WHAT IS EXPECTED:
Please show every line from the entries that carries the word "name".

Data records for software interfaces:
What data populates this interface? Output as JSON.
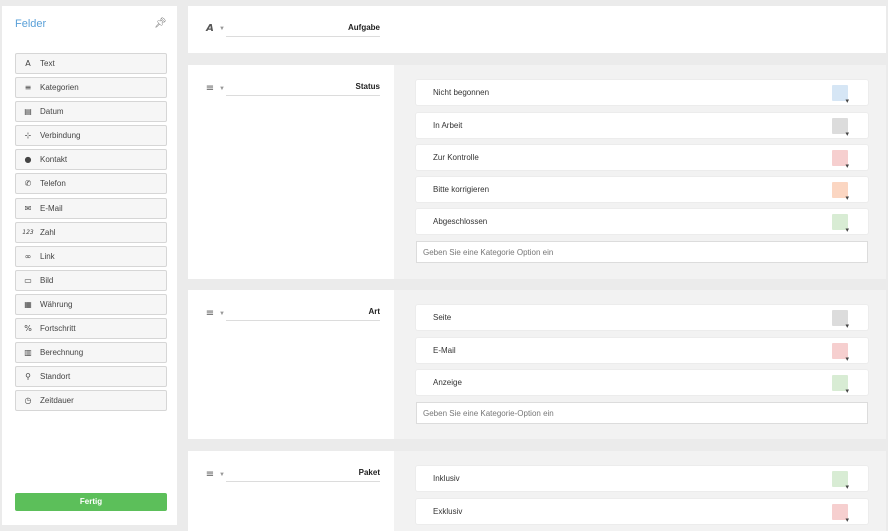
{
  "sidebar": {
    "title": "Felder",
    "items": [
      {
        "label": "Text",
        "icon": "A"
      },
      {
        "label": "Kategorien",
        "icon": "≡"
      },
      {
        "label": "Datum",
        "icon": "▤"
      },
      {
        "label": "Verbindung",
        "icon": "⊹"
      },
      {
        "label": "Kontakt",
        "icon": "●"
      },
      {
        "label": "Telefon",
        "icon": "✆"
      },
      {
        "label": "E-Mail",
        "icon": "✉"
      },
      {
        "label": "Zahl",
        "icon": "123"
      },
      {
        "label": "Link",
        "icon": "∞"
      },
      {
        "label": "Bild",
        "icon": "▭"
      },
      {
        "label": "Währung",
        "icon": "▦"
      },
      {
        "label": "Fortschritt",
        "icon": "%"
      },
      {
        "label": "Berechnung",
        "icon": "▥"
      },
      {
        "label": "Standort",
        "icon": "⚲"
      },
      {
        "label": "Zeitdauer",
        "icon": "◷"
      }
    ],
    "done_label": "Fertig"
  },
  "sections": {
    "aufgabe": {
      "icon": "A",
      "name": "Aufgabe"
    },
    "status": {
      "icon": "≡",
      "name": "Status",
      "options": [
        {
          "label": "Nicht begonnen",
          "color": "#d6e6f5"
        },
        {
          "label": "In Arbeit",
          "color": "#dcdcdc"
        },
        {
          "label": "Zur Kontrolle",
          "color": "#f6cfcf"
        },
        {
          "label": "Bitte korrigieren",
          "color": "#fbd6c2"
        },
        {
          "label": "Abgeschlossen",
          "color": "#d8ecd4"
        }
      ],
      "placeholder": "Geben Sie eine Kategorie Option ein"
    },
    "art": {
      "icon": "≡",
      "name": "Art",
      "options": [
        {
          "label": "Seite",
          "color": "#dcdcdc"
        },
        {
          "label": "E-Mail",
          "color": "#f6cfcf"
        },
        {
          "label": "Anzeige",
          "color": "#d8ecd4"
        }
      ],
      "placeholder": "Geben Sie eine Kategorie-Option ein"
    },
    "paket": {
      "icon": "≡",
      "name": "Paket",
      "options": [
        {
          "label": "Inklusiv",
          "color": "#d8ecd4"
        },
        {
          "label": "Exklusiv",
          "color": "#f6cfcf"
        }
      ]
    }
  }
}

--

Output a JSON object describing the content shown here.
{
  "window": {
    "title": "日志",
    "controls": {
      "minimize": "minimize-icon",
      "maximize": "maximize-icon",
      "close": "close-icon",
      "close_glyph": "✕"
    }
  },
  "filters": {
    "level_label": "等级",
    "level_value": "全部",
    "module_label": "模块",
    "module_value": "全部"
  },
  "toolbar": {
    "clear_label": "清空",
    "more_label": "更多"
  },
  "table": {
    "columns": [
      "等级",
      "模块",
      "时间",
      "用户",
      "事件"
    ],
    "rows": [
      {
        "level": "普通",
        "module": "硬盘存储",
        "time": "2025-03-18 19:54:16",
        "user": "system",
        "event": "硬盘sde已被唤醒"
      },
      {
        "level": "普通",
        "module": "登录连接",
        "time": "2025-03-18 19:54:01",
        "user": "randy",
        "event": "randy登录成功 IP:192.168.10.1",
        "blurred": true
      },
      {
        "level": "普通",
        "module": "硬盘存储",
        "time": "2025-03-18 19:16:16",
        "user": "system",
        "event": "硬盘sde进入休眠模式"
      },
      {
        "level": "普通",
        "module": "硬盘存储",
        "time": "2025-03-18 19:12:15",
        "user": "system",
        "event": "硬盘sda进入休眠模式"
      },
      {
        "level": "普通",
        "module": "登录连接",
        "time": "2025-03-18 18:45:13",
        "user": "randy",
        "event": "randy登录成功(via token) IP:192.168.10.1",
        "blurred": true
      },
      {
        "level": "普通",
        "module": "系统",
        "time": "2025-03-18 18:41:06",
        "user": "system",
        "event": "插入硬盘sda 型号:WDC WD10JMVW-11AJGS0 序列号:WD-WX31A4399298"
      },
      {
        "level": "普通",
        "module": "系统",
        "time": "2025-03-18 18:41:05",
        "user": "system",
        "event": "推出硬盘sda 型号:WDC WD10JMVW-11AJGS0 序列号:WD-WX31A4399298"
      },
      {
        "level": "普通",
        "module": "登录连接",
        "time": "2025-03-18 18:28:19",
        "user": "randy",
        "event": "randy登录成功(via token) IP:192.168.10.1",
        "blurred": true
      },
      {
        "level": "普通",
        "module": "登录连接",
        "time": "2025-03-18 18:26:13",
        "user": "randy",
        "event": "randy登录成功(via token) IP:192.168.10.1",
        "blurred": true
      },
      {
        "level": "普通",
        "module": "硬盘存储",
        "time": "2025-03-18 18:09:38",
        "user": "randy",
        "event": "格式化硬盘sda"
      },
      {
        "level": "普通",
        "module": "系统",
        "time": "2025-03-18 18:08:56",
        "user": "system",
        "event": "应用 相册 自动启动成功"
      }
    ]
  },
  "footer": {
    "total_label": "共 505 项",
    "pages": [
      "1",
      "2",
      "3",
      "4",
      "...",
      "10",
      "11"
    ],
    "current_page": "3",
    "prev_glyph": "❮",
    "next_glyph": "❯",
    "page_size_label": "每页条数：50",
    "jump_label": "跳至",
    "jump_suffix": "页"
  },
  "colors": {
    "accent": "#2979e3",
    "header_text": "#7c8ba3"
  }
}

EXPECTED ANSWER:
      "name": "Aufgabe"
      "name": "Status",
      "name": "Art",
      "name": "Paket",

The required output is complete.